▸ **Problem statement**
Each line in the records below that has the word "active" should be copied.

▸ **Exercise data**
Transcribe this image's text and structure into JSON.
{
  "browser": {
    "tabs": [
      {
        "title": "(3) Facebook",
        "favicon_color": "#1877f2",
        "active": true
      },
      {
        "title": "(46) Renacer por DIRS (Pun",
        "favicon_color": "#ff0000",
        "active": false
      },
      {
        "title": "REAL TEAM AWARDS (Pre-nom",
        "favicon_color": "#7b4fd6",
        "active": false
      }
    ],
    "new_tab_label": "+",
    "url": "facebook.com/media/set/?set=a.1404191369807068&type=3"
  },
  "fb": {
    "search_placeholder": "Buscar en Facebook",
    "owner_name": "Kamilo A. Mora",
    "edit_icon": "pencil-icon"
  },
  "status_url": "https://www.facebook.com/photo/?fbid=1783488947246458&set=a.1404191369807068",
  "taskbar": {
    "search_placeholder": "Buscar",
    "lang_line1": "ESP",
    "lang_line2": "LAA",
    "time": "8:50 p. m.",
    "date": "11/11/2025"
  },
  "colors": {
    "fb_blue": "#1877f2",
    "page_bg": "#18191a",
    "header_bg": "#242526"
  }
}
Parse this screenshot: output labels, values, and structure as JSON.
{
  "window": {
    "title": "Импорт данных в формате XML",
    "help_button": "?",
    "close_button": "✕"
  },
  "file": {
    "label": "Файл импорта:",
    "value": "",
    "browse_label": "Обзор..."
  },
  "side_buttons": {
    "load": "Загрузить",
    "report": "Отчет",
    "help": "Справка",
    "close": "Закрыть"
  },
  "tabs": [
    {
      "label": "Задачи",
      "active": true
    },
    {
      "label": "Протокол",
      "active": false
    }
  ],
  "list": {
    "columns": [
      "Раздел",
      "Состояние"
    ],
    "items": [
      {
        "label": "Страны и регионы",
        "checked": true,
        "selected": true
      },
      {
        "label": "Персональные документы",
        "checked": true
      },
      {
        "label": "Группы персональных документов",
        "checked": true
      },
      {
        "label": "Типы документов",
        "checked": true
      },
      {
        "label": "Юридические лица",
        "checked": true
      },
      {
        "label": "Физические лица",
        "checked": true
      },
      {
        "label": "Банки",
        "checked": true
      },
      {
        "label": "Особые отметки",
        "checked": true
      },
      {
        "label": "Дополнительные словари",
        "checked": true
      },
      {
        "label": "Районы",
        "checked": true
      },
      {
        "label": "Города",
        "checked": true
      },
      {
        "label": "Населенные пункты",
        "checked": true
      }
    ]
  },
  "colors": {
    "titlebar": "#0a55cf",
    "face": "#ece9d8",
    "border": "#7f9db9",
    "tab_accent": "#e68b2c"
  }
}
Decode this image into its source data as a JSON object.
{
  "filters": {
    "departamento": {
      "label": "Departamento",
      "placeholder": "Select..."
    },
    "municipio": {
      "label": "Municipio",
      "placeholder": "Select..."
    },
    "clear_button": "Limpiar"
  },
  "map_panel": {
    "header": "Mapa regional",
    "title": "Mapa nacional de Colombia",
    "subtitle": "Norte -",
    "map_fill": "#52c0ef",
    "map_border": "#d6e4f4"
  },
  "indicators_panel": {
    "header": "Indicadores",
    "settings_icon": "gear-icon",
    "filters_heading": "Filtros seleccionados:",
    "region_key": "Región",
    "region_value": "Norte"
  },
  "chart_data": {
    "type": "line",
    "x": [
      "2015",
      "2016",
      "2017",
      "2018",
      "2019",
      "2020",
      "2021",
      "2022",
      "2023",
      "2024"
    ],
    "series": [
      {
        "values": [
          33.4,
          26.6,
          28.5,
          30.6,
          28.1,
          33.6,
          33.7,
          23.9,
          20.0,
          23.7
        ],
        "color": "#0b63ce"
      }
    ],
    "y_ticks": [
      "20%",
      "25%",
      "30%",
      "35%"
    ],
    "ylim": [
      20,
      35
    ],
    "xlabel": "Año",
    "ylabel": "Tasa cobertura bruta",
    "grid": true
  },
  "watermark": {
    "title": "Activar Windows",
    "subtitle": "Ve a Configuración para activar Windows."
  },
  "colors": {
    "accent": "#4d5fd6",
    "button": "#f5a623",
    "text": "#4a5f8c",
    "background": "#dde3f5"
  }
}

▸ **Result**
        "active": true
        "active": false
        "active": false
      "active": true
      "active": false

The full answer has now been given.